> [Material for this task]
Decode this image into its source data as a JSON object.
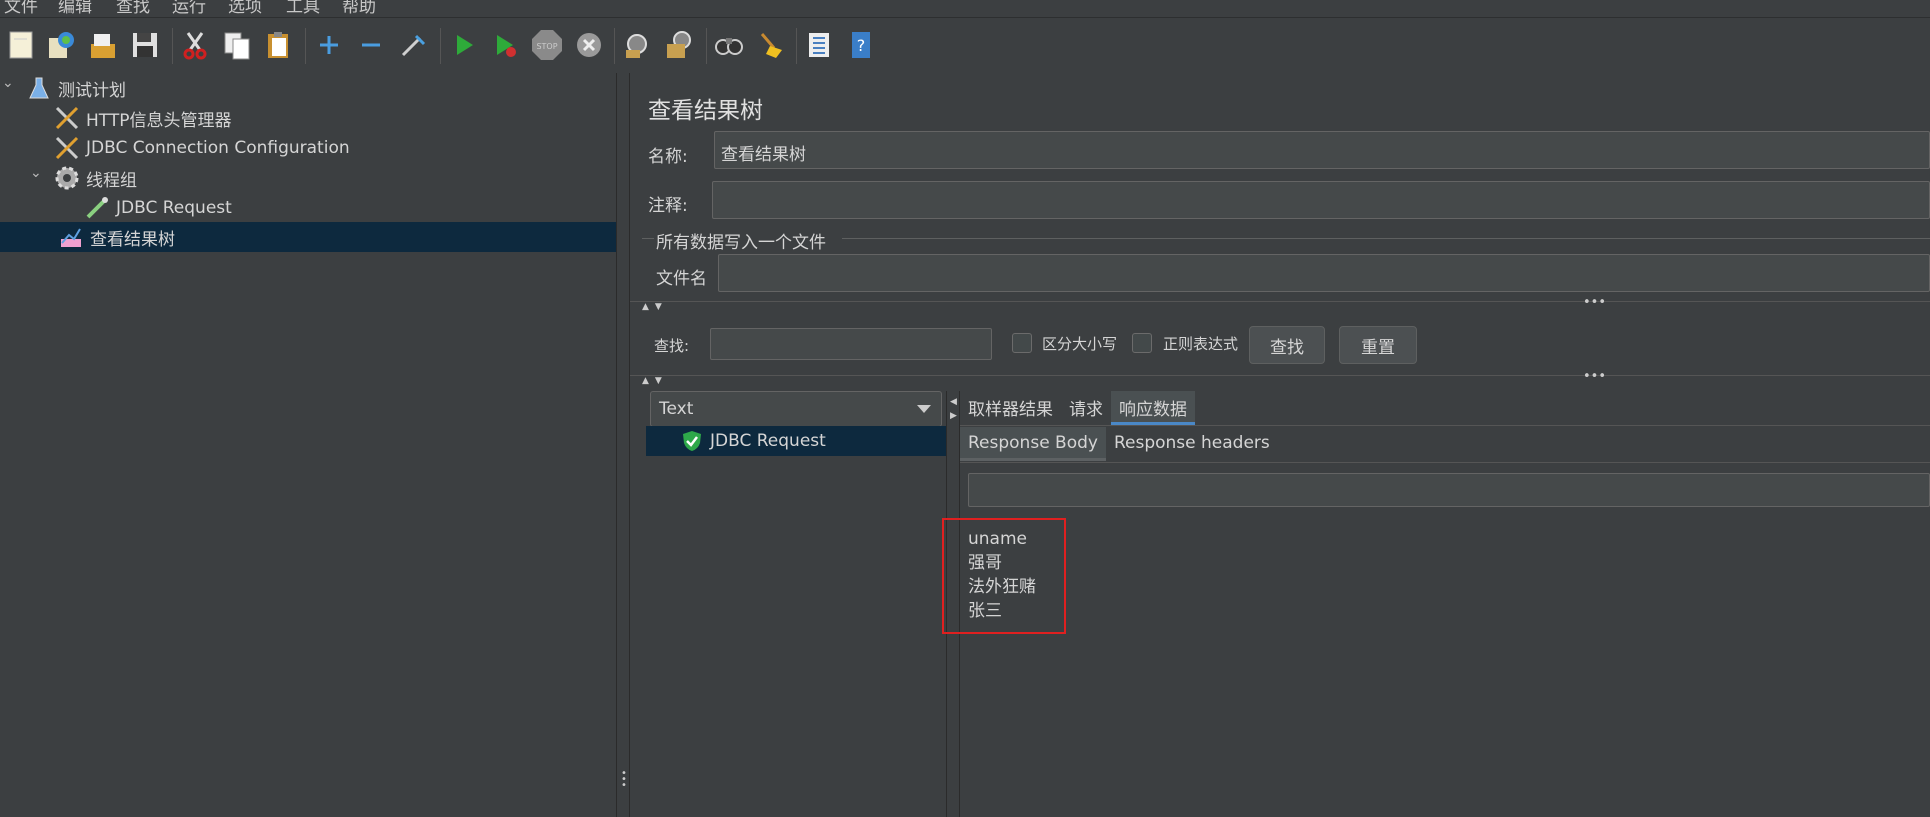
{
  "menubar": {
    "items": [
      "文件",
      "编辑",
      "查找",
      "运行",
      "选项",
      "工具",
      "帮助"
    ]
  },
  "toolbar": {
    "buttons": [
      "new-icon",
      "templates-icon",
      "open-icon",
      "save-icon",
      "cut-icon",
      "copy-icon",
      "paste-icon",
      "expand-icon",
      "collapse-icon",
      "toggle-icon",
      "start-icon",
      "start-no-pause-icon",
      "stop-icon",
      "shutdown-icon",
      "clear-icon",
      "clear-all-icon",
      "search-icon",
      "reset-search-icon",
      "function-helper-icon",
      "help-icon"
    ]
  },
  "tree": {
    "items": [
      {
        "label": "测试计划",
        "icon": "flask-icon"
      },
      {
        "label": "HTTP信息头管理器",
        "icon": "tools-icon"
      },
      {
        "label": "JDBC Connection Configuration",
        "icon": "tools-icon"
      },
      {
        "label": "线程组",
        "icon": "gear-icon"
      },
      {
        "label": "JDBC Request",
        "icon": "pipette-icon"
      },
      {
        "label": "查看结果树",
        "icon": "chart-icon"
      }
    ]
  },
  "panel": {
    "title": "查看结果树",
    "name_label": "名称:",
    "name_value": "查看结果树",
    "comment_label": "注释:",
    "comment_value": "",
    "file_group_label": "所有数据写入一个文件",
    "filename_label": "文件名",
    "filename_value": "",
    "search_label": "查找:",
    "search_value": "",
    "case_label": "区分大小写",
    "regex_label": "正则表达式",
    "find_button": "查找",
    "reset_button": "重置",
    "renderer": "Text",
    "results": [
      {
        "label": "JDBC Request",
        "status": "success"
      }
    ],
    "tabs": [
      "取样器结果",
      "请求",
      "响应数据"
    ],
    "active_tab": "响应数据",
    "subtabs": [
      "Response Body",
      "Response headers"
    ],
    "active_subtab": "Response Body",
    "response_lines": [
      "uname",
      "强哥",
      "法外狂赌",
      "张三"
    ]
  },
  "colors": {
    "background": "#3c3f41",
    "selection": "#0d293e",
    "highlight_box": "#e02020",
    "tab_accent": "#4a88c7"
  }
}
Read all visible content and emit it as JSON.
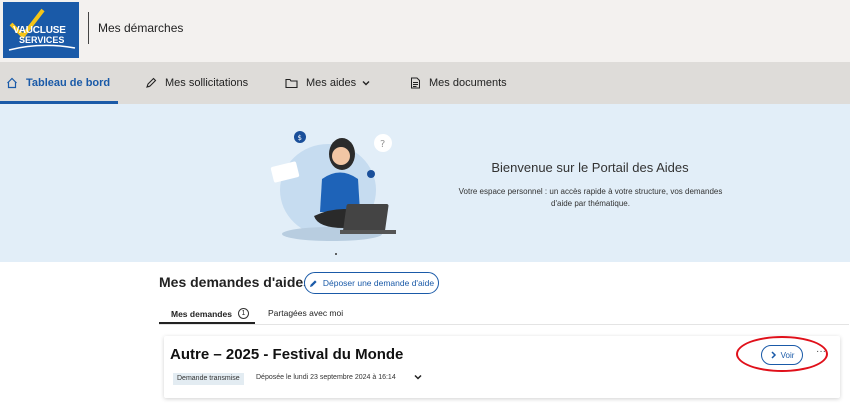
{
  "header": {
    "logo_line1": "VAUCLUSE",
    "logo_line2": "SERVICES",
    "title": "Mes démarches"
  },
  "nav": {
    "items": [
      {
        "label": "Tableau de bord",
        "icon": "home-icon",
        "active": true
      },
      {
        "label": "Mes sollicitations",
        "icon": "pen-icon"
      },
      {
        "label": "Mes aides",
        "icon": "folder-icon",
        "dropdown": true
      },
      {
        "label": "Mes documents",
        "icon": "document-icon"
      }
    ]
  },
  "banner": {
    "title": "Bienvenue sur le Portail des Aides",
    "text": "Votre espace personnel : un accès rapide à votre structure, vos demandes d'aide par thématique."
  },
  "demandes": {
    "title": "Mes demandes d'aides",
    "deposit_label": "Déposer une demande d'aide",
    "tabs": [
      {
        "label": "Mes demandes",
        "count": "1",
        "active": true
      },
      {
        "label": "Partagées avec moi"
      }
    ],
    "card": {
      "title": "Autre – 2025 - Festival du Monde",
      "status": "Demande transmise",
      "date": "Déposée le lundi 23 septembre 2024 à 16:14",
      "voir_label": "Voir",
      "more_label": "···"
    }
  },
  "colors": {
    "accent": "#1a5aa8",
    "banner_bg": "#e2eef8",
    "highlight": "#e0101a"
  }
}
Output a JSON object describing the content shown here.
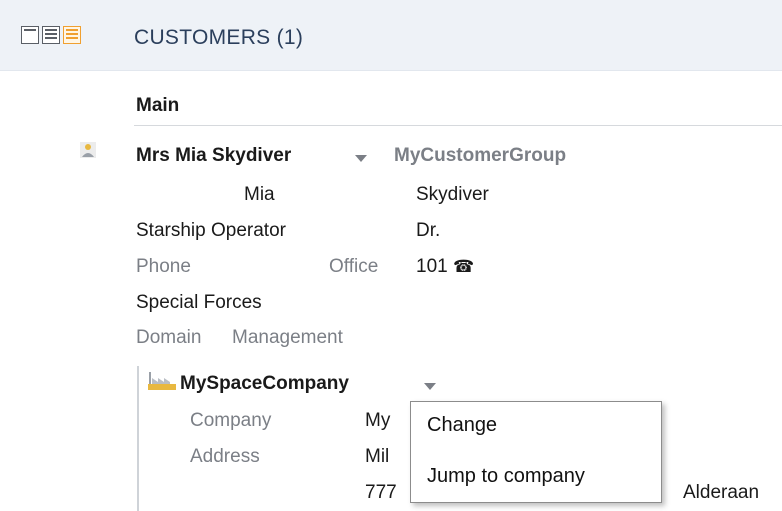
{
  "header": {
    "view_icons": [
      "compact-view-icon",
      "detail-view-icon",
      "list-view-icon"
    ],
    "title": "CUSTOMERS (1)"
  },
  "main": {
    "section_label": "Main",
    "customer": {
      "full_name": "Mrs Mia Skydiver",
      "group": "MyCustomerGroup",
      "first_name": "Mia",
      "last_name": "Skydiver",
      "job_title": "Starship Operator",
      "salutation": "Dr.",
      "phone_label": "Phone",
      "phone_type": "Office",
      "phone_value": "101",
      "phone_glyph": "☎",
      "department": "Special Forces",
      "domain_label": "Domain",
      "domain_value": "Management"
    },
    "company": {
      "name": "MySpaceCompany",
      "company_label": "Company",
      "company_value_partial": "My",
      "address_label": "Address",
      "address_line1_partial": "Mil",
      "address_line2_partial": "777",
      "address_city": "Alderaan"
    }
  },
  "context_menu": {
    "items": [
      "Change",
      "Jump to company"
    ]
  },
  "colors": {
    "header_bg": "#eef2f7",
    "accent_orange": "#f0a030",
    "label_grey": "#7b7f86"
  }
}
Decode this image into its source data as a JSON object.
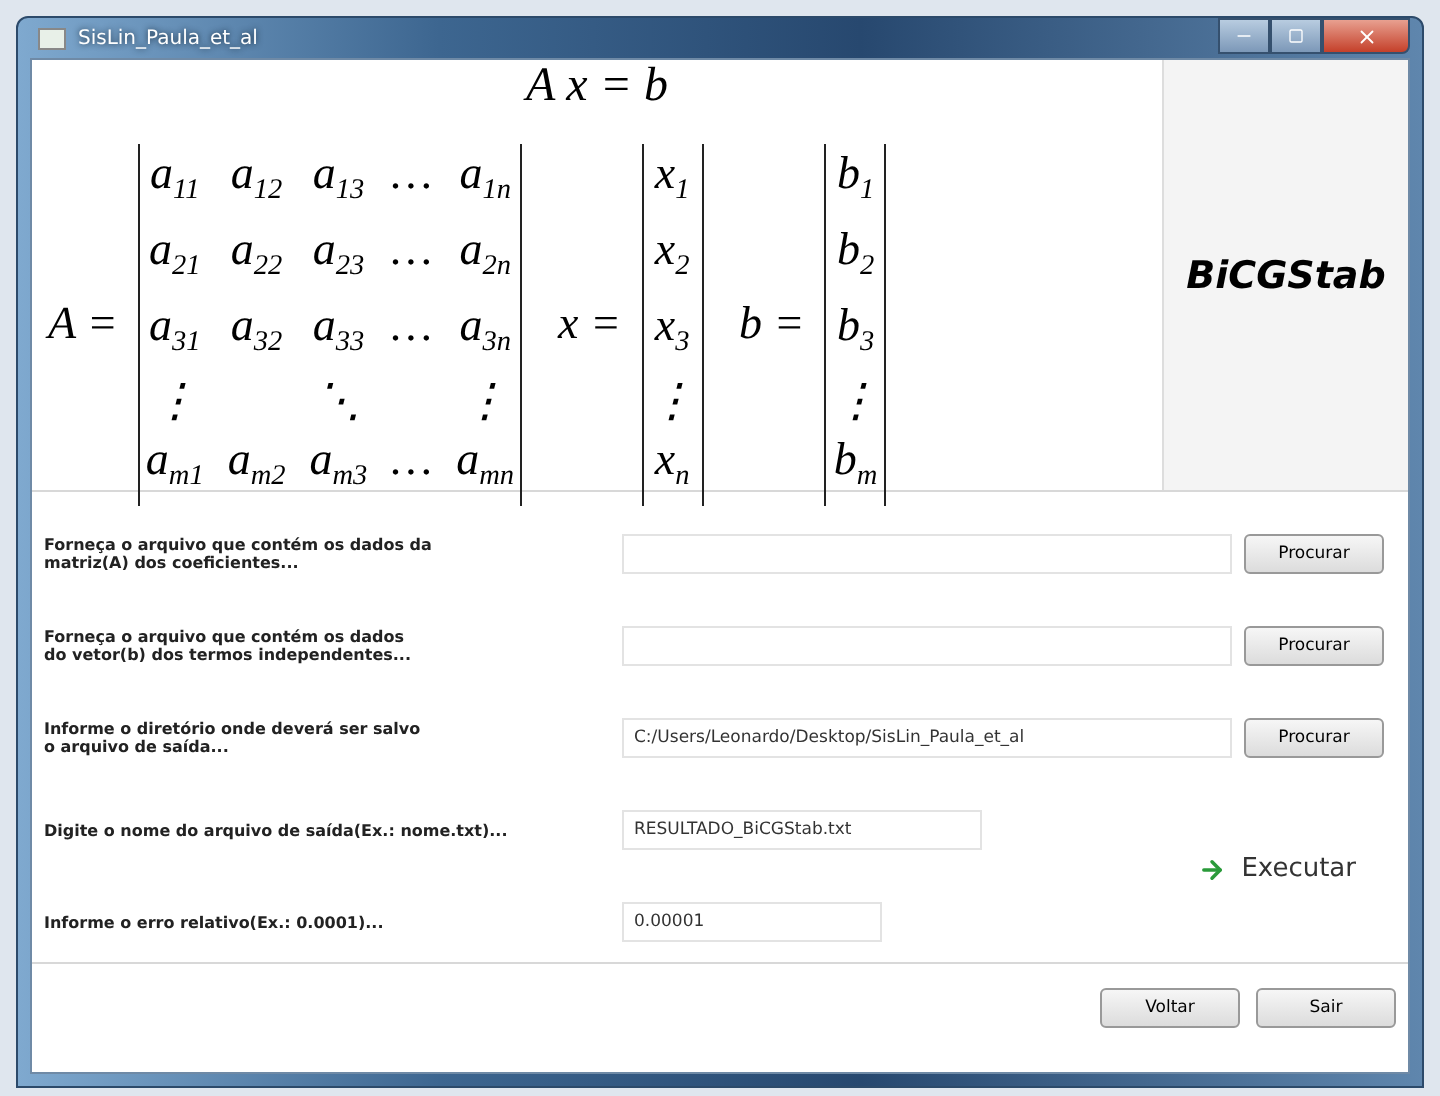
{
  "window": {
    "title": "SisLin_Paula_et_al"
  },
  "equation": {
    "title": "A x = b",
    "matrix_a": {
      "label": "A =",
      "rows": [
        [
          "a$_{11}$",
          "a$_{12}$",
          "a$_{13}$",
          "…",
          "a$_{1n}$"
        ],
        [
          "a$_{21}$",
          "a$_{22}$",
          "a$_{23}$",
          "…",
          "a$_{2n}$"
        ],
        [
          "a$_{31}$",
          "a$_{32}$",
          "a$_{33}$",
          "…",
          "a$_{3n}$"
        ],
        [
          "⋮",
          "",
          "⋱",
          "",
          "⋮"
        ],
        [
          "a$_{m1}$",
          "a$_{m2}$",
          "a$_{m3}$",
          "…",
          "a$_{mn}$"
        ]
      ]
    },
    "vectors": [
      {
        "label": "x =",
        "entries": [
          "x$_{1}$",
          "x$_{2}$",
          "x$_{3}$",
          "⋮",
          "x$_{n}$"
        ]
      },
      {
        "label": "b =",
        "entries": [
          "b$_{1}$",
          "b$_{2}$",
          "b$_{3}$",
          "⋮",
          "b$_{m}$"
        ]
      }
    ]
  },
  "method": "BiCGStab",
  "form": [
    {
      "kind": "file",
      "label": "Forneça o arquivo que contém os dados da\nmatriz(A) dos coeficientes...",
      "button": "Procurar"
    },
    {
      "kind": "file",
      "label": "Forneça o arquivo que contém os dados\ndo vetor(b) dos termos independentes...",
      "button": "Procurar"
    },
    {
      "kind": "file",
      "label": "Informe o diretório onde deverá ser salvo\no arquivo de saída...",
      "value": "C:/Users/Leonardo/Desktop/SisLin_Paula_et_al",
      "button": "Procurar"
    },
    {
      "kind": "text",
      "label": "Digite o nome do arquivo de saída(Ex.: nome.txt)...",
      "value": "RESULTADO_BiCGStab.txt"
    },
    {
      "kind": "text",
      "label": "Informe o erro relativo(Ex.: 0.0001)...",
      "value": "0.00001"
    }
  ],
  "execute": "Executar",
  "buttons": [
    "Voltar",
    "Sair"
  ]
}
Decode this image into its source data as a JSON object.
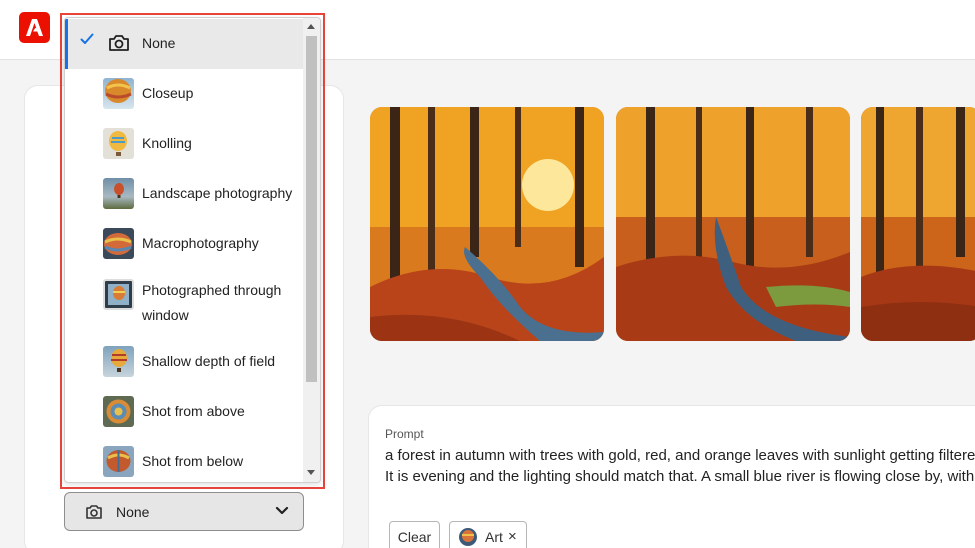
{
  "app": {
    "logo_icon": "adobe-firefly-logo-icon",
    "brand_color": "#eb1000"
  },
  "style_dropdown": {
    "selected_value": "None",
    "items": [
      {
        "label": "None",
        "icon": "camera-icon",
        "selected": true
      },
      {
        "label": "Closeup",
        "icon": "balloon-thumbnail"
      },
      {
        "label": "Knolling",
        "icon": "balloon-thumbnail"
      },
      {
        "label": "Landscape photography",
        "icon": "balloon-thumbnail"
      },
      {
        "label": "Macrophotography",
        "icon": "balloon-thumbnail"
      },
      {
        "label": "Photographed through",
        "label2": "window",
        "icon": "balloon-thumbnail"
      },
      {
        "label": "Shallow depth of field",
        "icon": "balloon-thumbnail"
      },
      {
        "label": "Shot from above",
        "icon": "balloon-thumbnail"
      },
      {
        "label": "Shot from below",
        "icon": "balloon-thumbnail"
      }
    ]
  },
  "gallery": {
    "images": [
      {
        "alt_icon": "autumn-forest-river-image"
      },
      {
        "alt_icon": "autumn-forest-river-image"
      },
      {
        "alt_icon": "autumn-forest-river-image"
      }
    ]
  },
  "prompt": {
    "title": "Prompt",
    "line1": "a forest in autumn with trees with gold, red, and orange leaves with sunlight getting filtered",
    "line2": "It is evening and the lighting should match that. A small blue river is flowing close by, with c",
    "clear_label": "Clear",
    "chip_label": "Art",
    "chip_remove": "×"
  }
}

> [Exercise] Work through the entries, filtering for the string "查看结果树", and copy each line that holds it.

> [Task solution]
        "label": "查看结果树",
    "title": "查看结果树",
    "name_value": "查看结果树",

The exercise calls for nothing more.